In order to get more information on the regeneration of the forest for the data analysis on the impact of climatic change, the Madagascar National Parks manager suggests adding more criteria to the protocol parameters, such as diversity, density, and growth of trees with DBH less than 10 centimeters, and consider also the interaction between fauna and flora species within the plots.

To accomplish a project for an academic degree efficiently, with the theoretical and practical field training in addition to the reporting phase, the duration of the University student within the project should not be restricted to only for four months, or any opportunity for the continuation during the following year would be very necessary.

To avoid the shortage in porters during the expedition, we are planning to consider a focal person and if possible to have a list and contact information of potential porter who could participate in the expedition.  Porters may need to gather in an association or groups, so the leader could get in touch with them ahead to arrange the expedition.  Salary rates of local guides and porters also need to be revised since almost all the villagers working for TEAM or other projects request salary raise.  Note that the actual salary rates were based on the settled rates over five years ago.
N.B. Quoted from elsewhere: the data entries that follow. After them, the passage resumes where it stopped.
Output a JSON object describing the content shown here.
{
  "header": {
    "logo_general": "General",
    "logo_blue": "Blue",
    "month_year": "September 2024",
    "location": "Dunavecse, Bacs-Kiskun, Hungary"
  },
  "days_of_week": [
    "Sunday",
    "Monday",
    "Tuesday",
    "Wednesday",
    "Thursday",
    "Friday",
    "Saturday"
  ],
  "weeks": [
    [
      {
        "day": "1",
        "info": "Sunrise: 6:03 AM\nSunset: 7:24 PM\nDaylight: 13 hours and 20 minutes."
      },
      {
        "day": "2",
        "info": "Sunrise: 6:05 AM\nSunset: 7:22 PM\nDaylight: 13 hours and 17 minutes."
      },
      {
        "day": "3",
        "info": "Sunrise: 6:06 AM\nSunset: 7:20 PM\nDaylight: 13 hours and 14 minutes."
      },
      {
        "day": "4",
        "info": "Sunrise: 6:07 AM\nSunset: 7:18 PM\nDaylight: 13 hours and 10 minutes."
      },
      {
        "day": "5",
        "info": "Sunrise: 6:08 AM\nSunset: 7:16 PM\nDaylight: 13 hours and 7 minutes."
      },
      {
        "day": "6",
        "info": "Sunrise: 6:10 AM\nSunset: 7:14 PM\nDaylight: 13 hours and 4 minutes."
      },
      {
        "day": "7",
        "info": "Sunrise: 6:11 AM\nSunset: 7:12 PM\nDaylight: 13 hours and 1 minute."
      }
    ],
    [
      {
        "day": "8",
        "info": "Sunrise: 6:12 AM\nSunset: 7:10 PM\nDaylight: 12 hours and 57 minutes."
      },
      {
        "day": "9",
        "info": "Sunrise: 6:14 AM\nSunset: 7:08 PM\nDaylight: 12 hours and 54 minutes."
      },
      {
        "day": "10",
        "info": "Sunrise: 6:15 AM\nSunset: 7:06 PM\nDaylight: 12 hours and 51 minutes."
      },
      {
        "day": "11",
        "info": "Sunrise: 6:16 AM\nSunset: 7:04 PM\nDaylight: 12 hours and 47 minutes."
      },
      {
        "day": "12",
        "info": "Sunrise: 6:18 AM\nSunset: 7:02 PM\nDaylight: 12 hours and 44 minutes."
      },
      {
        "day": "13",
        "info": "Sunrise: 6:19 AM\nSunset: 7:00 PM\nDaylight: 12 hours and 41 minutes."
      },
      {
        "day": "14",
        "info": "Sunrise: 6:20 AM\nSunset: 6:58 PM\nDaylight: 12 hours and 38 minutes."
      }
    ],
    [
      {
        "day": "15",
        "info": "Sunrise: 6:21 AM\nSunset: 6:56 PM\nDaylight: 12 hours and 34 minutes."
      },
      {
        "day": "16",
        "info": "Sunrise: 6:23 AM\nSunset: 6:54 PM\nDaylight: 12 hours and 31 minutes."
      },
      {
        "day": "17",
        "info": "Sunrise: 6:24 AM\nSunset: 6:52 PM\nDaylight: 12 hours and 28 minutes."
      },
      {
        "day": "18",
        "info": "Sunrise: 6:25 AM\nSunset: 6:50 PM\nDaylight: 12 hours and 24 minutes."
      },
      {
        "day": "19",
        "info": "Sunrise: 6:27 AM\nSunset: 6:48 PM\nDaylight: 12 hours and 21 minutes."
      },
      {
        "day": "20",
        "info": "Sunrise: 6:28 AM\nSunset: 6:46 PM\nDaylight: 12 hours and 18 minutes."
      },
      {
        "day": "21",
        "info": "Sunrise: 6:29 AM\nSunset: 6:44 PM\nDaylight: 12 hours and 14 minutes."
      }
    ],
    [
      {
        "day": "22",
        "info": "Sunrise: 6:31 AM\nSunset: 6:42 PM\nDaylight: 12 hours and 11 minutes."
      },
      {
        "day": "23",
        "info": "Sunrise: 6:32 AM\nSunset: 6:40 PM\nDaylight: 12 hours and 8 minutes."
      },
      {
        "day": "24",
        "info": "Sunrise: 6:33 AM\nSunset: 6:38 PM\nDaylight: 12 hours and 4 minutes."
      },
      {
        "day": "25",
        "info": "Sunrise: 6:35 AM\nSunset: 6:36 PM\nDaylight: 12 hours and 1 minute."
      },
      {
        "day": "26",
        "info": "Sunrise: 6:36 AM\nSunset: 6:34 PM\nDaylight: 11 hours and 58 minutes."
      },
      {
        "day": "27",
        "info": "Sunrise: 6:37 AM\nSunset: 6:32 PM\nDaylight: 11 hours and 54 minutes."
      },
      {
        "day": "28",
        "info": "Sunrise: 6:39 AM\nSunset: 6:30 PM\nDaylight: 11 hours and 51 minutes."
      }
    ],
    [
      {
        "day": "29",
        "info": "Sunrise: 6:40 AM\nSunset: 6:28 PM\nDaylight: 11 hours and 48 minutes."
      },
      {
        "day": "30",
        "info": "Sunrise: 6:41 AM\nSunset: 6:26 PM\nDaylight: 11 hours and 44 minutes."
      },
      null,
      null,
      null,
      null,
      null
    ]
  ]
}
To assure the safety during the field expedition, continuation of hiring of the security agents would still be encouraged, especially within the northern part of Ranomafana National Park.